However, even though Voyager has penetrated into the Kuiper Belt, it has not reached the Oort Cloud, which might require another 11 billion miles. And who knows what lies ahead for our steadfast traveler. Quite frankly, Homo sapiens may not be around by the time Voyager reaches what could have been considered by our species as the end of our solar system.
One may speculate that the matrix of the universe is such that dark energy and dark matter form the skeletal structure with our solar system connecting to other solar systems like cells in our body, forming galaxies. Then the galaxies will merge into other galaxies so that the entire universe is interconnected. If that is the case, the edge of our solar system and galaxy will have no more meaning than the boundary where one cell in a biological organism touches the next.
Then is there an edge to our universe? There should be if there are no other universes. The edge of the entity that surrounds us, which we call the universe, began with the Big Bang. The universe, which had boundaries early in its existence, still must have these borders. Scientists claim that this universe is expanding, but there can be no increase in diameter unless there is an edge for the diameter. In other words, how can the universe expand unless it has a boundary creating that entity which is increasing in size? If our universe had no edges, then it would be headed toward infinity, not expanding in a finite system.
But it seems quite useless to argue that our universe has no edge since we are aware of something we call the “universe” that contains all the galaxies. And we can mathematically show the amount of mass within this closed universe. And we can show the percentages of dark energy, dark matter, and visible matter within our universe.
We may not know much about our solar system, much less our galaxy, even to a lesser extent our universe, but we do know we are part of its contents and we have edges.

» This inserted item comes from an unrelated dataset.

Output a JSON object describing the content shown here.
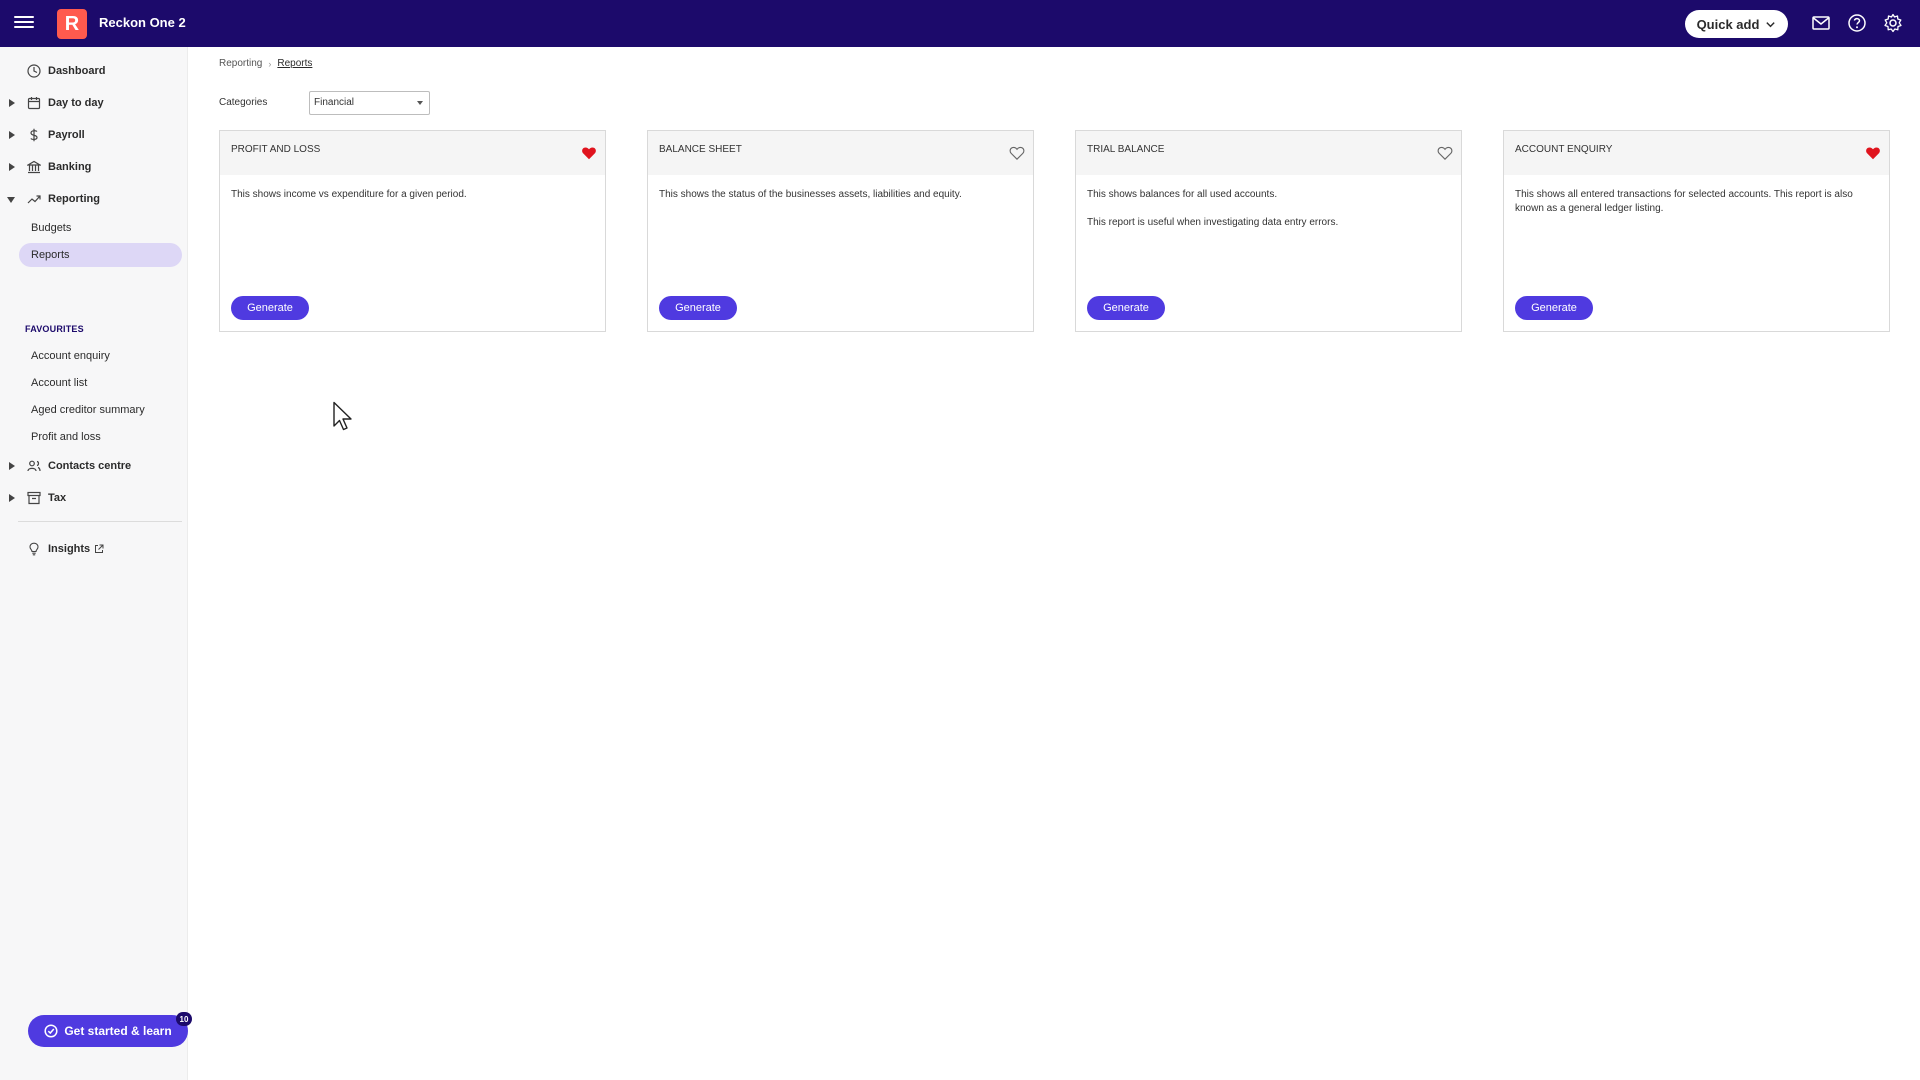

At least we appear to be confined within one skin and not floating about. Do you believe that gives us an edge when we speculate that the universe has a boundary?